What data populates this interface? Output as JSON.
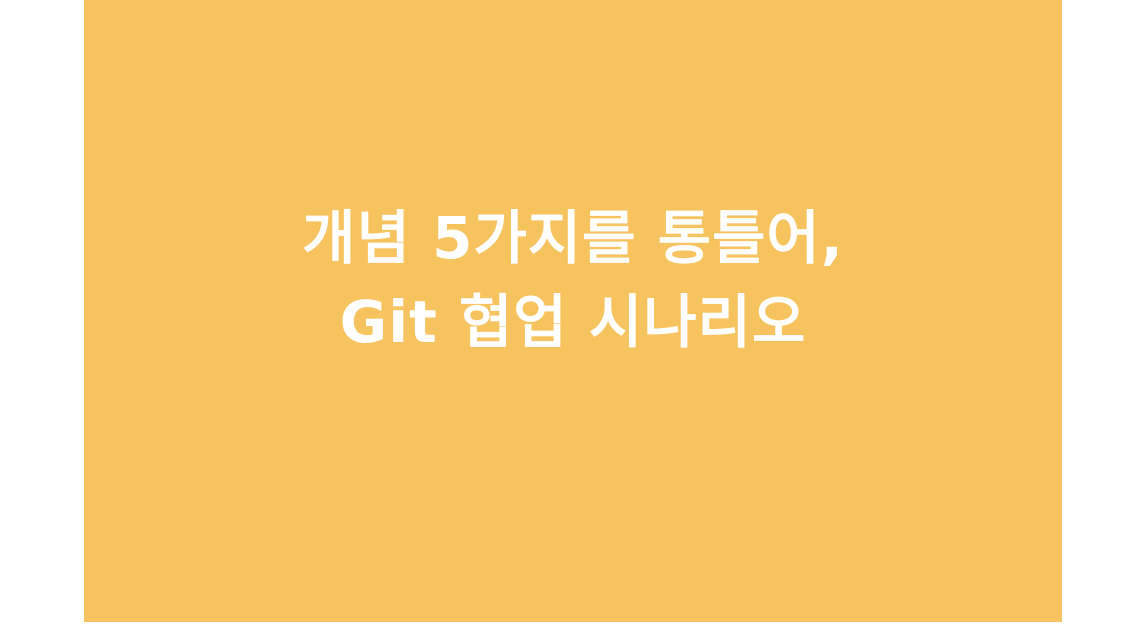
{
  "slide": {
    "background_color": "#f7c35f",
    "text_color": "#ffffff",
    "title_lines": [
      "개념 5가지를 통틀어,",
      "Git 협업 시나리오"
    ]
  }
}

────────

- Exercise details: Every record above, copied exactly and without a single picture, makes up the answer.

- Expected output:
What data populates this interface? Output as JSON.
{
  "slide": {
    "background_color": "#f7c35f",
    "text_color": "#ffffff",
    "title_lines": [
      "개념 5가지를 통틀어,",
      "Git 협업 시나리오"
    ]
  }
}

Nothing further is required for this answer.